*** Data extract

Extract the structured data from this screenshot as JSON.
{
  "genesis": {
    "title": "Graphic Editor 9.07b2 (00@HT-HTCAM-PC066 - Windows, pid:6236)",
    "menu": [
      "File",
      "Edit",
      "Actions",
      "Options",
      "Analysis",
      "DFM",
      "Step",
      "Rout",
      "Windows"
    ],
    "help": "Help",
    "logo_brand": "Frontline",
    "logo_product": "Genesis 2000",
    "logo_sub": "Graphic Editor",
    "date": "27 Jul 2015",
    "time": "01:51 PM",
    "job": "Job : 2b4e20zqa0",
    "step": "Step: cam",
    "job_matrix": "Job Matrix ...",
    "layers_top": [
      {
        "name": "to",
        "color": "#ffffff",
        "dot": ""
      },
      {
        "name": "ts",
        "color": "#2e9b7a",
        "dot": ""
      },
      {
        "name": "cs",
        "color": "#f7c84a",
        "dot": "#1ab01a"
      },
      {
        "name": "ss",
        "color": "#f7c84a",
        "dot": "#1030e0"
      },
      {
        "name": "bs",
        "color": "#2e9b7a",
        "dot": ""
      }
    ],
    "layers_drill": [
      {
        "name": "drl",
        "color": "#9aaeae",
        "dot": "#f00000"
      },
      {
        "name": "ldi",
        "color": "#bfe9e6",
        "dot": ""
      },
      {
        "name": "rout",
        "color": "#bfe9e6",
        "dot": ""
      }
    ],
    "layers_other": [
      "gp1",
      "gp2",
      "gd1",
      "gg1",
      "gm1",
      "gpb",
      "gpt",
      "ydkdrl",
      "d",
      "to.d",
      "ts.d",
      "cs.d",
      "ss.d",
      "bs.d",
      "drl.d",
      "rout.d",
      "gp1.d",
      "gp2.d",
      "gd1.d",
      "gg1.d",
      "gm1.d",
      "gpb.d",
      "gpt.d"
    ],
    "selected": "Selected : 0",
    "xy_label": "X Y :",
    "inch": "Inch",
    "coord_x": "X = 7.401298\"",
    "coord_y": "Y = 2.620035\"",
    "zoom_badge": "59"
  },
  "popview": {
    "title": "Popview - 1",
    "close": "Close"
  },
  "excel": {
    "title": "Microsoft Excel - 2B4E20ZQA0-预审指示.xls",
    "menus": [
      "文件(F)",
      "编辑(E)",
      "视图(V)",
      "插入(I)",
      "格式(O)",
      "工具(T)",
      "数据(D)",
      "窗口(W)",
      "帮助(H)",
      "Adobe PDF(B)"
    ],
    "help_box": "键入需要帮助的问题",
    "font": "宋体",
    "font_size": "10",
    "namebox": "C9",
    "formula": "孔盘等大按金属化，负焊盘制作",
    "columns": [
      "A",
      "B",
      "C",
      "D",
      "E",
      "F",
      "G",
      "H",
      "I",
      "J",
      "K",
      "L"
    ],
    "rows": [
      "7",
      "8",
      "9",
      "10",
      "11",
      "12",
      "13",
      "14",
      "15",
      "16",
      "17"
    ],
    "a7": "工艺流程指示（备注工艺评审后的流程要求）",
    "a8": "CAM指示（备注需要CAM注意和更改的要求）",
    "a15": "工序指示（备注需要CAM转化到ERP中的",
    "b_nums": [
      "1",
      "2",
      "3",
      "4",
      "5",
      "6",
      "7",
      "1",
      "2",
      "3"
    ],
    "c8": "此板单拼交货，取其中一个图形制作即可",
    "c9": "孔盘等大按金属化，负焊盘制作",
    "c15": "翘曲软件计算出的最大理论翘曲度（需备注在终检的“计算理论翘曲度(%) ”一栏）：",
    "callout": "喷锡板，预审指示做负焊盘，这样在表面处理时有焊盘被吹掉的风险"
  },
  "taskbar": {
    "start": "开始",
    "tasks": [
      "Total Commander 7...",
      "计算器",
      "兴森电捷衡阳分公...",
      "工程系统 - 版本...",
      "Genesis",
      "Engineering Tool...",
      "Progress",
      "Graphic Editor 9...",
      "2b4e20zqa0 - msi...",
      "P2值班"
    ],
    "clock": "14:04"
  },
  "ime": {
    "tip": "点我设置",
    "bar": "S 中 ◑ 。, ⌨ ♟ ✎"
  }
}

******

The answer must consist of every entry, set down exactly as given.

Extract the structured data from this screenshot as JSON.
{
  "genesis": {
    "title": "Graphic Editor 9.07b2 (00@HT-HTCAM-PC066 - Windows, pid:6236)",
    "menu": [
      "File",
      "Edit",
      "Actions",
      "Options",
      "Analysis",
      "DFM",
      "Step",
      "Rout",
      "Windows"
    ],
    "help": "Help",
    "logo_brand": "Frontline",
    "logo_product": "Genesis 2000",
    "logo_sub": "Graphic Editor",
    "date": "27 Jul 2015",
    "time": "01:51 PM",
    "job": "Job : 2b4e20zqa0",
    "step": "Step: cam",
    "job_matrix": "Job Matrix ...",
    "layers_top": [
      {
        "name": "to",
        "color": "#ffffff",
        "dot": ""
      },
      {
        "name": "ts",
        "color": "#2e9b7a",
        "dot": ""
      },
      {
        "name": "cs",
        "color": "#f7c84a",
        "dot": "#1ab01a"
      },
      {
        "name": "ss",
        "color": "#f7c84a",
        "dot": "#1030e0"
      },
      {
        "name": "bs",
        "color": "#2e9b7a",
        "dot": ""
      }
    ],
    "layers_drill": [
      {
        "name": "drl",
        "color": "#9aaeae",
        "dot": "#f00000"
      },
      {
        "name": "ldi",
        "color": "#bfe9e6",
        "dot": ""
      },
      {
        "name": "rout",
        "color": "#bfe9e6",
        "dot": ""
      }
    ],
    "layers_other": [
      "gp1",
      "gp2",
      "gd1",
      "gg1",
      "gm1",
      "gpb",
      "gpt",
      "ydkdrl",
      "d",
      "to.d",
      "ts.d",
      "cs.d",
      "ss.d",
      "bs.d",
      "drl.d",
      "rout.d",
      "gp1.d",
      "gp2.d",
      "gd1.d",
      "gg1.d",
      "gm1.d",
      "gpb.d",
      "gpt.d"
    ],
    "selected": "Selected : 0",
    "xy_label": "X Y :",
    "inch": "Inch",
    "coord_x": "X = 7.401298\"",
    "coord_y": "Y = 2.620035\"",
    "zoom_badge": "59"
  },
  "popview": {
    "title": "Popview - 1",
    "close": "Close"
  },
  "excel": {
    "title": "Microsoft Excel - 2B4E20ZQA0-预审指示.xls",
    "menus": [
      "文件(F)",
      "编辑(E)",
      "视图(V)",
      "插入(I)",
      "格式(O)",
      "工具(T)",
      "数据(D)",
      "窗口(W)",
      "帮助(H)",
      "Adobe PDF(B)"
    ],
    "help_box": "键入需要帮助的问题",
    "font": "宋体",
    "font_size": "10",
    "namebox": "C9",
    "formula": "孔盘等大按金属化，负焊盘制作",
    "columns": [
      "A",
      "B",
      "C",
      "D",
      "E",
      "F",
      "G",
      "H",
      "I",
      "J",
      "K",
      "L"
    ],
    "rows": [
      "7",
      "8",
      "9",
      "10",
      "11",
      "12",
      "13",
      "14",
      "15",
      "16",
      "17"
    ],
    "a7": "工艺流程指示（备注工艺评审后的流程要求）",
    "a8": "CAM指示（备注需要CAM注意和更改的要求）",
    "a15": "工序指示（备注需要CAM转化到ERP中的",
    "b_nums": [
      "1",
      "2",
      "3",
      "4",
      "5",
      "6",
      "7",
      "1",
      "2",
      "3"
    ],
    "c8": "此板单拼交货，取其中一个图形制作即可",
    "c9": "孔盘等大按金属化，负焊盘制作",
    "c15": "翘曲软件计算出的最大理论翘曲度（需备注在终检的“计算理论翘曲度(%) ”一栏）：",
    "callout": "喷锡板，预审指示做负焊盘，这样在表面处理时有焊盘被吹掉的风险"
  },
  "taskbar": {
    "start": "开始",
    "tasks": [
      "Total Commander 7...",
      "计算器",
      "兴森电捷衡阳分公...",
      "工程系统 - 版本...",
      "Genesis",
      "Engineering Tool...",
      "Progress",
      "Graphic Editor 9...",
      "2b4e20zqa0 - msi...",
      "P2值班"
    ],
    "clock": "14:04"
  },
  "ime": {
    "tip": "点我设置",
    "bar": "S 中 ◑ 。, ⌨ ♟ ✎"
  }
}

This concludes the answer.